*** Data supplied ***

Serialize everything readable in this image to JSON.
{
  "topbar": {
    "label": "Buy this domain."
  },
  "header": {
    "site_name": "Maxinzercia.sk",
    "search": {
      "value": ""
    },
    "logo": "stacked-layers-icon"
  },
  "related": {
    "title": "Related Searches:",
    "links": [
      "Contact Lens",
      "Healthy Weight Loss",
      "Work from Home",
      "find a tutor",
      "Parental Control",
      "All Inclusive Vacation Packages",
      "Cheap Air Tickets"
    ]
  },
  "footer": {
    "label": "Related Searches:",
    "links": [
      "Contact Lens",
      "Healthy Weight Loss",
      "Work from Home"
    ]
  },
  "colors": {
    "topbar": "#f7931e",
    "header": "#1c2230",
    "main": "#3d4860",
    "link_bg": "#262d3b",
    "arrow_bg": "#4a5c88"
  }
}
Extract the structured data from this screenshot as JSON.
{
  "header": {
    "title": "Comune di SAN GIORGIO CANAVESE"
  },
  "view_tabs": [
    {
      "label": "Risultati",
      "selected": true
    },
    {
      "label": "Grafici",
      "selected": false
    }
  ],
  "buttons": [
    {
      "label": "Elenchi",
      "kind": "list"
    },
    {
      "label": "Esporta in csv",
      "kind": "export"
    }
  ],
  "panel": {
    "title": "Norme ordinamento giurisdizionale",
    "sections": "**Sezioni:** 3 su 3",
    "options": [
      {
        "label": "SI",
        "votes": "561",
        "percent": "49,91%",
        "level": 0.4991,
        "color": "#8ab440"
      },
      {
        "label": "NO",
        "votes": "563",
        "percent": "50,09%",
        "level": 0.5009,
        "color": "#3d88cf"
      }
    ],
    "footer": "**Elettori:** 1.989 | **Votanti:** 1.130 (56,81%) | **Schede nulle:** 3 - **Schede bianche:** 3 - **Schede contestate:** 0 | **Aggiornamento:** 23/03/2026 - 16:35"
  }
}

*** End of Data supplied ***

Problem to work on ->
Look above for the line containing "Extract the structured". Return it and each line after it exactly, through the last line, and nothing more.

Completed exercise ->
Extract the structured data from this screenshot as JSON.
{
  "header": {
    "title": "Comune di SAN GIORGIO CANAVESE"
  },
  "view_tabs": [
    {
      "label": "Risultati",
      "selected": true
    },
    {
      "label": "Grafici",
      "selected": false
    }
  ],
  "buttons": [
    {
      "label": "Elenchi",
      "kind": "list"
    },
    {
      "label": "Esporta in csv",
      "kind": "export"
    }
  ],
  "panel": {
    "title": "Norme ordinamento giurisdizionale",
    "sections": "**Sezioni:** 3 su 3",
    "options": [
      {
        "label": "SI",
        "votes": "561",
        "percent": "49,91%",
        "level": 0.4991,
        "color": "#8ab440"
      },
      {
        "label": "NO",
        "votes": "563",
        "percent": "50,09%",
        "level": 0.5009,
        "color": "#3d88cf"
      }
    ],
    "footer": "**Elettori:** 1.989 | **Votanti:** 1.130 (56,81%) | **Schede nulle:** 3 - **Schede bianche:** 3 - **Schede contestate:** 0 | **Aggiornamento:** 23/03/2026 - 16:35"
  }
}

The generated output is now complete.